• @Jens: You are awsome proffessor! That was exactly what I was trying to do! Thank you very much for this very pretty plot! WOW!!! Jan 5, 2013 at 20:12
• @Jens: I was trying to add a legend using PlotLegend -> {"pottential", "field"} inside gradientfieldplot's argument, but nothing showed up(I have already included Needs["PlotLegends"]). Jan 5, 2013 at 20:36
• If you don't have version 9 yet, then Mathematica's PlotLegends package should be avoided like the plague. Instead, in this case perhaps the easiest is to add the PlotLabel option to gradientFieldPlot. E.g., like this: PlotLabel->Framed[Style["Potential (white) and field (orange and background)",Larger,GrayLevel[.3],FontFamily->"Helvetica"],FrameStyle->None,Background->Lighter[Orange],RoundingRadius->6]]`
– Jens
Jan 5, 2013 at 22:13
• @Jens: I ended there, before I see your comment :(... You are right about Legend-it has issues on v8.0.0. Is there a way to plot a legend illustrating the color scale? Or perhaphs is there a way to plot the whole solution in 3D? Jan 6, 2013 at 7:51

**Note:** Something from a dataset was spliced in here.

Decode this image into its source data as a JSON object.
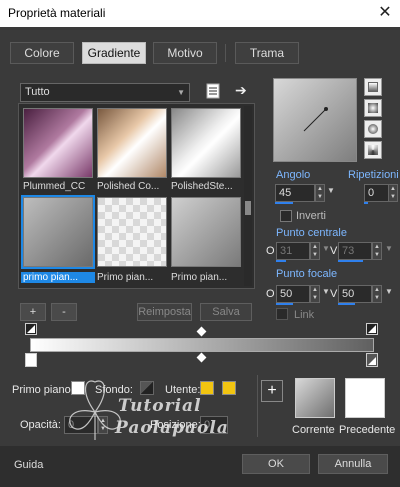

• That was indeed the problem, and I eventually figured it out. I very much appreciate you coming back and taking the time to help, and thank you very much for your amazing implementation. I made some really neat plots, and to be honest it was my favorite thing to procrastinate my work with for the better part of the time since then. Thank you! Nov 1, 2021 at 14:20